scuttled On 19 December 1989

MV Henry Bonneaud

The waters surrounding Espiritu Santo, one of the main islands in Vanuatu, hold a treasure trove of sunken ships and aircraft, making it a diving hotspot in the South Pacific. Among these relics, the Henry Bonneaud stands out as a unique piece of maritime history. Unlike many of the unintentional shipwrecks in the area, the Henry Bonneaud was an island trader that was deliberately sunk to create a dive site.

The intentional sinking of vessels like the Henry Bonneaud offers several benefits. Over time, these sunken ships have evolved into artificial reefs, providing a sanctuary for a diverse range of marine life, from corals and sponges that attach to the ship’s structure to schools of fish that seek shelter within their confines. This transformation not only aids in marine conservation efforts but also offers divers a chance to explore a controlled environment, rich in both natural beauty and man-made structures.

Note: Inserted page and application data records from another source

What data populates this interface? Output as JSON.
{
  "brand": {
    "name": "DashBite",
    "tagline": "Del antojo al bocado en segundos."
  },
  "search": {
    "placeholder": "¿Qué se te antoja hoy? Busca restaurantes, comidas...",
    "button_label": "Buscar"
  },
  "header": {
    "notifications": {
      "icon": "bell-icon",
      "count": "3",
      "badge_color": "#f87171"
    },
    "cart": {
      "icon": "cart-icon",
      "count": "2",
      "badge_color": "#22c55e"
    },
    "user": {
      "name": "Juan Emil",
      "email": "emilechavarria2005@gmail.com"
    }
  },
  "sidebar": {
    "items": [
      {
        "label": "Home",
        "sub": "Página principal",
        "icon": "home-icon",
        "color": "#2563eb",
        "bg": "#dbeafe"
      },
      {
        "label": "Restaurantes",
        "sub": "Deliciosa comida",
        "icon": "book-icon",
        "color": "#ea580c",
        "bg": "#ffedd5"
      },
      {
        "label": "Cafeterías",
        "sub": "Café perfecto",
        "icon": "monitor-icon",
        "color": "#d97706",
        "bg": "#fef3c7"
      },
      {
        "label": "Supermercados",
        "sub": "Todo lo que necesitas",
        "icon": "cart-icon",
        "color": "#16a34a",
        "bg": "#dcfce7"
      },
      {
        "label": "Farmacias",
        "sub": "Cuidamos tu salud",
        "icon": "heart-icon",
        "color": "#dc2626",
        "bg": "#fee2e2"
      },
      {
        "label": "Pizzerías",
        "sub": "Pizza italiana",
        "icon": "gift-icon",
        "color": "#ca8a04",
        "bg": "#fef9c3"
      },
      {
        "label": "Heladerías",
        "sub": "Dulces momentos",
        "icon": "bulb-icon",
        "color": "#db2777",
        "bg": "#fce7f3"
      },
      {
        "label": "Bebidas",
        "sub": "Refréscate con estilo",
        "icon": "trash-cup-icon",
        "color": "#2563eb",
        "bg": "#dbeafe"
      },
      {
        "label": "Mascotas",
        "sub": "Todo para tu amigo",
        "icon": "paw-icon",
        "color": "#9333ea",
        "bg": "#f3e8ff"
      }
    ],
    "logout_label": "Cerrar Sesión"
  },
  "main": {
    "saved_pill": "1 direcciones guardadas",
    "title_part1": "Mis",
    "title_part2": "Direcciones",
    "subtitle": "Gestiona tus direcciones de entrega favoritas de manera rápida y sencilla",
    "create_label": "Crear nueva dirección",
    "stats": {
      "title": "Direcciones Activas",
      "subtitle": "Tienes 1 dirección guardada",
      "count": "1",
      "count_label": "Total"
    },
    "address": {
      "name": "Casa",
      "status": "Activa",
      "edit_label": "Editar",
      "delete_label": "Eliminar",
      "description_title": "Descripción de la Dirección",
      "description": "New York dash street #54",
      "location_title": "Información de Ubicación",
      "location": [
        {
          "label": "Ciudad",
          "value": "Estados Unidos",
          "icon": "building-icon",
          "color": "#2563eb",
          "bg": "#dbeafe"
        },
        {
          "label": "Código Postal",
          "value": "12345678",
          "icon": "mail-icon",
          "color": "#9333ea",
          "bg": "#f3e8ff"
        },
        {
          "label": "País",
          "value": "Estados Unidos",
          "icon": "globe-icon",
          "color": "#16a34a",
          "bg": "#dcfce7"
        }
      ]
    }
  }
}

Divers exploring the Henry Bonneaud can expect to weave through its chambers and corridors, observing the gradual takeover by marine life. Encrustations of corals, playful clownfish darting in and out of anemones, and the occasional curious turtle or reef shark make each dive a unique experience. Given Espiritu Santo’s rich diving legacy, notably the famous SS President Coolidge, the Henry Bonneaud serves as a testament to the island’s commitment to preserving and enhancing its underwater heritage for divers to cherish and explore.